The significance of the sacrificial lamb in Judaism is recorded throughout the Hebrew Bible, and its symbol of purification is an ancient one. Though open to interpretation, references to the sacrificial lamb in the Hebrew Bible have also been aligned, by some scholars, to represent the Jewish people. In ancient times, during the days of the First and Second Temples, lambs were offered as daily sacrifices and personal sacrifices, and they were slaughtered to commemorate holy holidays.
Many verses in the Hebrew Bible reference the sacrifice of the lamb at the worship altar as an important daily offering made to honor God during the mornings and evenings. For example, Exodus 29:38-39 states: "Now this is what you shall offer on the altar: two one year old lambs each day, continuously. The one lamb you shall offer in the morning and the other lamb you shall offer at twilight ... " Later on, Numbers 28:3 also describes the central role that the lamb played in the daily sacrifices made to God: " ... This is the offering by fire which you shall offer to the Lord: two male lambs one year old without defect as a continual burnt offering each day."
According to the Hebrew Bible, lambs were also sacrificed for a wide range of occasions. In addition to being sacrificed daily and presented at the altar, lambs were sacrificed on special holidays, such as Passover: "Then on the fourteenth day of the first month shall be the Lord's Passover ... You shall present an offering by fire, a burnt offering to the Lord: two bulls and one ram and seven male lambs one year old ... " (Numbers 28:16, 19). Lambs were also sacrificed for personal sins, as described in Leviticus: "When the days of her purification are completed ... she shall bring to the priest at the doorway of the tent of meeting a one year old lamb for a burnt offering ... for a sin offering.

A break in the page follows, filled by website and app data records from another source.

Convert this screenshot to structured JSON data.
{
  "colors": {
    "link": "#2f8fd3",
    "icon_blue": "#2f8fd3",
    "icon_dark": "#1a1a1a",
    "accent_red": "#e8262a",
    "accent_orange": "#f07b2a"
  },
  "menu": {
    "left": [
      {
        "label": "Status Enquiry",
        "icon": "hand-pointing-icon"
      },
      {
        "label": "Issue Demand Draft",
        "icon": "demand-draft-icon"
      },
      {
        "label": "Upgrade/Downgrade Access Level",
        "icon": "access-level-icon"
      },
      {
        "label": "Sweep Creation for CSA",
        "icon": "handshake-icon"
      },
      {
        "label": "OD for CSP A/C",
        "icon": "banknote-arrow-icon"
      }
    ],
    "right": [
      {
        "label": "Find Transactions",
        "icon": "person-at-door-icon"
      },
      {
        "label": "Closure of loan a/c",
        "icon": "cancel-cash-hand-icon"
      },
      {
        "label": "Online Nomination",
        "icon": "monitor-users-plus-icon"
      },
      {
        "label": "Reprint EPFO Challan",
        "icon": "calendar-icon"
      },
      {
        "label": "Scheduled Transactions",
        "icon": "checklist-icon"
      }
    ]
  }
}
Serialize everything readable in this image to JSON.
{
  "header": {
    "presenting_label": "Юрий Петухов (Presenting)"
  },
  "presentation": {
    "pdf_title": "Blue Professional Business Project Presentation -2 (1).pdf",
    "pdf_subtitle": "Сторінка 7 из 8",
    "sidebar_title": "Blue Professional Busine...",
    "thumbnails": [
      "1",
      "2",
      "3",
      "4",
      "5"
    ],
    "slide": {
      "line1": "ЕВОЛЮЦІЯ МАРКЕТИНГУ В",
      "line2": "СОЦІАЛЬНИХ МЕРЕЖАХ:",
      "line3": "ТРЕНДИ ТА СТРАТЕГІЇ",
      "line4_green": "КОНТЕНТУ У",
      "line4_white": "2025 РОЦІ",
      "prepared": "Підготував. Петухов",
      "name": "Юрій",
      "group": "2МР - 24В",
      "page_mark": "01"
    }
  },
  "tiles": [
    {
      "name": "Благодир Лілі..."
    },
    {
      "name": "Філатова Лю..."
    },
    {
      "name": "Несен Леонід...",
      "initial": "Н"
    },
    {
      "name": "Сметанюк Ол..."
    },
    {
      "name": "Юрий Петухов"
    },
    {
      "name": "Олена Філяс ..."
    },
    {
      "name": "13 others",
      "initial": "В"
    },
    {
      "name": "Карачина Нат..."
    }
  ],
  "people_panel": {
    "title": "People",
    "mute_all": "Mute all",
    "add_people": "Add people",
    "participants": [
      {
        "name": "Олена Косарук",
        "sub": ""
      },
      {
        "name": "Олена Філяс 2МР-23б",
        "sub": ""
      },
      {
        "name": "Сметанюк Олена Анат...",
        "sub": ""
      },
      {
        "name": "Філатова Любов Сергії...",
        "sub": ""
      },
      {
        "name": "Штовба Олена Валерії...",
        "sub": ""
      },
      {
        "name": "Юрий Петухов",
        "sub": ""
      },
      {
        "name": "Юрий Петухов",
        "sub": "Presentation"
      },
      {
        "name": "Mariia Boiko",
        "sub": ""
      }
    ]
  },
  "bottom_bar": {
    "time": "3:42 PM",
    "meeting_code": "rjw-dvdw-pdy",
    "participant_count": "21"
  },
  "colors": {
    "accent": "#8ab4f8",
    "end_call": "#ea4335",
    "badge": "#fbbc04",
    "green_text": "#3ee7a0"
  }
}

Then he shall offer it before the Lord and make atonement for her, and she shall be cleansed from the flow of her blood" (Leviticus 12:6-7).
The Jewish People
In a chapter of the Hebrew Bible's prophetic book of Isaiah, a long description is given to what has commonly been understood by Jews as a description that tells the tale of the suffering servant, which has been understood by some as a metaphor of the Jewish people -- although this has also been disputed. This person "had no beauty or majesty to attract us to him" (Isaiah 53:2), and was "despised and rejected by mankind, a man of suffering, and familiar with pain" (Isaiah 53:3). This suffering servant is closely aligned to the sacrificial lamb: "He was oppressed and afflicted, yet he did not open his mouth; he was led like a lamb to the slaughter .... " (Isaiah 53:7). Many Christians believe that this lamb represents the Messiah, or Jesus Christ.
Within Judaism, the sacrificial lamb acts as a symbol of purification and atonement. The sacrificial lamb, as described in the Torah, itself may represent purity: As a healthy 1-year-old male lamb, it had not yet been tainted by diseases and health problems more common in adulthood. Although lambs are not sacrificed daily by Jews today, its symbolic significance is still integrated throughout several traditions. For example, the Passover meal -- an important Jewish religious holiday that celebrates the freedom of their Jewish ancestors out of Egypt -- must include the bone of a lamb, as it symbolizes the original paschal, meaning related to Passover, sacrifice.
- BananaStock/BananaStock/Getty Images